**The records:**
:::

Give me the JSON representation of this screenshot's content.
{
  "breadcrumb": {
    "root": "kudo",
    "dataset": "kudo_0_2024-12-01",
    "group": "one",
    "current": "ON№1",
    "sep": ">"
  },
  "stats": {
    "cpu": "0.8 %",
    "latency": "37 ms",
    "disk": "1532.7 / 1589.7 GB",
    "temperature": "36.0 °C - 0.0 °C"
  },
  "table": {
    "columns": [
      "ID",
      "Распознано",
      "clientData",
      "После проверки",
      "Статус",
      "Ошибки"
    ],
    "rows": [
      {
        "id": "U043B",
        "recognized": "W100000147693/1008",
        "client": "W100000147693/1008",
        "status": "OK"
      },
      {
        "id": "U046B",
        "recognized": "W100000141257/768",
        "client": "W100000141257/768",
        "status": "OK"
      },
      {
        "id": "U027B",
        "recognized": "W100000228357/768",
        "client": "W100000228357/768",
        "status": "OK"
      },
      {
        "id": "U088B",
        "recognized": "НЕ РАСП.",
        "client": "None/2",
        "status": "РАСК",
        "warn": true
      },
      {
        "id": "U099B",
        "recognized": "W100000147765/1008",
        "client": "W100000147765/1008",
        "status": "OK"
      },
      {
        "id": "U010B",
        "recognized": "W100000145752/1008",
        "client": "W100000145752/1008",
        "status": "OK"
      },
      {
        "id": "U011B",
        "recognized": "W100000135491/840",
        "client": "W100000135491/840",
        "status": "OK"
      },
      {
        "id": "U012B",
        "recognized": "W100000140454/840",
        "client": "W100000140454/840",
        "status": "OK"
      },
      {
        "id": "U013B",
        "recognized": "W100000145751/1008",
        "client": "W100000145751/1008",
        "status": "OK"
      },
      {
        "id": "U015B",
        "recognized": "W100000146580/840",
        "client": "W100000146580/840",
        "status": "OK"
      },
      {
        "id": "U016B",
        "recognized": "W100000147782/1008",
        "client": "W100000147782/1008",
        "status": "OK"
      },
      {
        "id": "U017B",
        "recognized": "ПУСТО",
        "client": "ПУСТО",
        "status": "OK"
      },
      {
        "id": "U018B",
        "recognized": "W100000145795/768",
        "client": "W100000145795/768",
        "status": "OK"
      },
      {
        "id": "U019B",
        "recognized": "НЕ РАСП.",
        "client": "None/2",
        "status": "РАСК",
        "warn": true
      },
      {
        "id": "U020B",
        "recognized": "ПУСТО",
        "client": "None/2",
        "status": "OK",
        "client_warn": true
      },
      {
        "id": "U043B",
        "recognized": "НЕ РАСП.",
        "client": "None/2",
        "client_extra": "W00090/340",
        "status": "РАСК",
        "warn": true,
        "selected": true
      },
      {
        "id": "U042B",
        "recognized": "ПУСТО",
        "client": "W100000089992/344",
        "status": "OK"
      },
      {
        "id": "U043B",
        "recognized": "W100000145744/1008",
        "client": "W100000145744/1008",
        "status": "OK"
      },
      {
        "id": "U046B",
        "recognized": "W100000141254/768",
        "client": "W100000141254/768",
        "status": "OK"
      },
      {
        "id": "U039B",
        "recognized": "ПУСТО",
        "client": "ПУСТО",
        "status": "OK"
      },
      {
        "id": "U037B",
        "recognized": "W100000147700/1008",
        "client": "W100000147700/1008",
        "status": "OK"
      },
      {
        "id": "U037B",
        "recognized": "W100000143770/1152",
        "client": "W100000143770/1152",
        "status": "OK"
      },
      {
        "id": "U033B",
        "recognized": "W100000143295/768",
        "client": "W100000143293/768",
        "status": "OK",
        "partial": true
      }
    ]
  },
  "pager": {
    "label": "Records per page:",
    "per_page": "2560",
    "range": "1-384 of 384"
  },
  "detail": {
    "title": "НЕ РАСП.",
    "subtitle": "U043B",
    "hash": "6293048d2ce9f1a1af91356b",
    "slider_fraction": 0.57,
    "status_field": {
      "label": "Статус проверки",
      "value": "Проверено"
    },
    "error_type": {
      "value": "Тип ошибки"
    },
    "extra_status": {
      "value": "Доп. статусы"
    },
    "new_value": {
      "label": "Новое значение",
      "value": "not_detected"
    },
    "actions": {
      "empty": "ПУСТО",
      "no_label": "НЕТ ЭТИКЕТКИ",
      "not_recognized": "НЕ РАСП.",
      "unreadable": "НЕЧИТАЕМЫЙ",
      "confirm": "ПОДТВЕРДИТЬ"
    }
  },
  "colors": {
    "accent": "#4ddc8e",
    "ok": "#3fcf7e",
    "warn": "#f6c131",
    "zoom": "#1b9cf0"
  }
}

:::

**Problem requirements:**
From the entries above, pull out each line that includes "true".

**Response:**
        "warn": true
        "warn": true
        "client_warn": true
        "warn": true,
        "selected": true
        "partial": true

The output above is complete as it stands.